- **HOW TO COMPLETE THIS TASK**
Gather all lines in the entries that include the word "text".

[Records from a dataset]
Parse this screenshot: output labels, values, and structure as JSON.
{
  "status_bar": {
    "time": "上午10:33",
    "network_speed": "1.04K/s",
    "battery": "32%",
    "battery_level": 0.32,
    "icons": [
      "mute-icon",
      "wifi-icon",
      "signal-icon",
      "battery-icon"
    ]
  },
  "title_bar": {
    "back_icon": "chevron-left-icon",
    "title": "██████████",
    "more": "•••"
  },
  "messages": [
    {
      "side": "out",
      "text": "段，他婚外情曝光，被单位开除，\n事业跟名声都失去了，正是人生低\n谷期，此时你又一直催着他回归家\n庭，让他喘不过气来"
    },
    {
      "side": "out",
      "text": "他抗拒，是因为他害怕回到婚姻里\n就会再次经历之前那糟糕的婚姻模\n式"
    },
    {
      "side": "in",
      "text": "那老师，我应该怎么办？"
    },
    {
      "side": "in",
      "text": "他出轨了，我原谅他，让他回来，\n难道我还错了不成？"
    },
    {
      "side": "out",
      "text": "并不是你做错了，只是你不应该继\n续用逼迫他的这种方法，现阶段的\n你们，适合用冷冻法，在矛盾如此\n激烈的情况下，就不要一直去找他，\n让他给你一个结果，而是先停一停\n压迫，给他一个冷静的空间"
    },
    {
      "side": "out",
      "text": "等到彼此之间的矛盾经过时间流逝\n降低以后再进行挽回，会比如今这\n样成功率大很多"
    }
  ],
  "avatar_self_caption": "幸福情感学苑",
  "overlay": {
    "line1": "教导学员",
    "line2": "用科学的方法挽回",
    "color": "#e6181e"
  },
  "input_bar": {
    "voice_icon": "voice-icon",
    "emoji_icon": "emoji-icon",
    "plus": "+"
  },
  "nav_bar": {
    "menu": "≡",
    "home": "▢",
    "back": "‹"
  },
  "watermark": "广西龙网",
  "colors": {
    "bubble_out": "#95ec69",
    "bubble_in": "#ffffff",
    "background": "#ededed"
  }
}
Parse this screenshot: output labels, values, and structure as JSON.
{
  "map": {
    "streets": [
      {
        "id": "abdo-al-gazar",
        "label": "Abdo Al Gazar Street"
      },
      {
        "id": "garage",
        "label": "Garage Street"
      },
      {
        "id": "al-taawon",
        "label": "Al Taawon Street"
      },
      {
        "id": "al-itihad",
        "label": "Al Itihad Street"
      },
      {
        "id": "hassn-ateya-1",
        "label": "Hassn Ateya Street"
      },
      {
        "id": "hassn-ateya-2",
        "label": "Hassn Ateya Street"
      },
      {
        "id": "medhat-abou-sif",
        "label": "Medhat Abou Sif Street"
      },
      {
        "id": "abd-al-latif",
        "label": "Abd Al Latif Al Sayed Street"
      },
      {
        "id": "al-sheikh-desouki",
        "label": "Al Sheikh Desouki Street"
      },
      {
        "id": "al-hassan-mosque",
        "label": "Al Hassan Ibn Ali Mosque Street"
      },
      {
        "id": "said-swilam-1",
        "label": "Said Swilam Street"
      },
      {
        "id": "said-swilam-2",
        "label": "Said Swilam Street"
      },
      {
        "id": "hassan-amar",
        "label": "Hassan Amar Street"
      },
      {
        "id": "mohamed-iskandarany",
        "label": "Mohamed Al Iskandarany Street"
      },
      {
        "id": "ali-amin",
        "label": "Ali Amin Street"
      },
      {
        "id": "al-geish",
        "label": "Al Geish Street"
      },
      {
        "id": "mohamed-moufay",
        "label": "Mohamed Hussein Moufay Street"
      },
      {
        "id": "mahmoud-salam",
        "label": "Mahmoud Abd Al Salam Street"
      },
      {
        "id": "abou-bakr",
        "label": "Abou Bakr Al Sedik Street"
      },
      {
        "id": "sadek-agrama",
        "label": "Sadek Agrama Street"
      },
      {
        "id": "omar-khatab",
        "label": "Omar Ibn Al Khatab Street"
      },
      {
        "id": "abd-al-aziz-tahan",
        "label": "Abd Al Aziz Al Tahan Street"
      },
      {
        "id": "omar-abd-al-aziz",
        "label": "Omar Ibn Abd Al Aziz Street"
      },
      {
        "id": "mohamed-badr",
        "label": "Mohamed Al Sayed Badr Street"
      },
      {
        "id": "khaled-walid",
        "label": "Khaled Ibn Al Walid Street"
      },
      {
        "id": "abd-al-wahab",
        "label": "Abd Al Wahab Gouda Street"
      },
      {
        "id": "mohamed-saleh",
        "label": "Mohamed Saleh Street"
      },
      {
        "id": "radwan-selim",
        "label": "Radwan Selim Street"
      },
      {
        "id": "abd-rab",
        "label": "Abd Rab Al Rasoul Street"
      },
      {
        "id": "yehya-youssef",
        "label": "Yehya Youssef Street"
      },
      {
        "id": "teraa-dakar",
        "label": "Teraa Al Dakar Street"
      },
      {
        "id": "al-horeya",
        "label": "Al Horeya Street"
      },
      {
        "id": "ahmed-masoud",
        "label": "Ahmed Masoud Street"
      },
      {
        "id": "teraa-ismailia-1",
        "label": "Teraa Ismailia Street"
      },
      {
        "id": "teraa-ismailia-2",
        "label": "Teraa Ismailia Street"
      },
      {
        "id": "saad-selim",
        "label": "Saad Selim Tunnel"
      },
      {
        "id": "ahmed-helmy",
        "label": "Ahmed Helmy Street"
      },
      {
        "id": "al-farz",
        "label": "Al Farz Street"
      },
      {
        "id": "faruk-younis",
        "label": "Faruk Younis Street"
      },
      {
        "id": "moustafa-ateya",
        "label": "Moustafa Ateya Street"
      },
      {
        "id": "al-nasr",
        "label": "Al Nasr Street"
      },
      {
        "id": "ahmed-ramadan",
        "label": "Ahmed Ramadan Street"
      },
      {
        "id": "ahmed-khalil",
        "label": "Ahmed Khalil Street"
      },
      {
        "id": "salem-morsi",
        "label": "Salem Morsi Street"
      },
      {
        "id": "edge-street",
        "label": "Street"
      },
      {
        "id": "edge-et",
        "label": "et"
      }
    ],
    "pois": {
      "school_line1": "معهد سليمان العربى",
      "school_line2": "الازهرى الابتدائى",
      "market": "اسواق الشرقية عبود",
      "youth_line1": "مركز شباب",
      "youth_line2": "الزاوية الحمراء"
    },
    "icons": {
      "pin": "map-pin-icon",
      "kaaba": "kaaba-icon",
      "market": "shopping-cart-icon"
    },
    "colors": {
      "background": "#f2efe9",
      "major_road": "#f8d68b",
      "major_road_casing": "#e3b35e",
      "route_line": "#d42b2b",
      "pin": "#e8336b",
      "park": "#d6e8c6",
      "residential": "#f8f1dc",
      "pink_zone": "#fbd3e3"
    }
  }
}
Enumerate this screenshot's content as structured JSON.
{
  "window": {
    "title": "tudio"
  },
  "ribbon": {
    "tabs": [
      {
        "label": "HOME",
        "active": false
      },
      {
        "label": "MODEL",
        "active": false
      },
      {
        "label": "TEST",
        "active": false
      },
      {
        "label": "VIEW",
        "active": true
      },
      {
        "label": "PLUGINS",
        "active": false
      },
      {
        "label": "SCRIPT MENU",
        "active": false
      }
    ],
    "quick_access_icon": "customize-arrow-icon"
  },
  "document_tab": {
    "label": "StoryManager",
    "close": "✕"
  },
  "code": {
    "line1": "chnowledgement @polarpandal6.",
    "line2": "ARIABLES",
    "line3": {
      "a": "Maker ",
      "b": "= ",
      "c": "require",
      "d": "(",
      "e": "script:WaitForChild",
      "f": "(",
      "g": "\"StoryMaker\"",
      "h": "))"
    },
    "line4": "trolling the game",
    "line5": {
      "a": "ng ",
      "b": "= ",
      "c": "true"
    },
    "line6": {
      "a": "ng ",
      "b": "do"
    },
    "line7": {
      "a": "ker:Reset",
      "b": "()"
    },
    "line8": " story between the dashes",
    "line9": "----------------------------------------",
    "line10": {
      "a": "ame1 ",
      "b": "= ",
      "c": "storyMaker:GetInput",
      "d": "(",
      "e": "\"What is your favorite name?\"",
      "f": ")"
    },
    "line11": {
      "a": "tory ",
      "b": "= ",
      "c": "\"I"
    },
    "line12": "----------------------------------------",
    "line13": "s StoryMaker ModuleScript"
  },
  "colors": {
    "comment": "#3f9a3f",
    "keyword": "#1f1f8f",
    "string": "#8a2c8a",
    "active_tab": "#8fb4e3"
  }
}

- **FINISHED EXERCISE**
      "text": "段，他婚外情曝光，被单位开除，\n事业跟名声都失去了，正是人生低\n谷期，此时你又一直催着他回归家\n庭，让他喘不过气来"
      "text": "他抗拒，是因为他害怕回到婚姻里\n就会再次经历之前那糟糕的婚姻模\n式"
      "text": "那老师，我应该怎么办？"
      "text": "他出轨了，我原谅他，让他回来，\n难道我还错了不成？"
      "text": "并不是你做错了，只是你不应该继\n续用逼迫他的这种方法，现阶段的\n你们，适合用冷冻法，在矛盾如此\n激烈的情况下，就不要一直去找他，\n让他给你一个结果，而是先停一停\n压迫，给他一个冷静的空间"
      "text": "等到彼此之间的矛盾经过时间流逝\n降低以后再进行挽回，会比如今这\n样成功率大很多"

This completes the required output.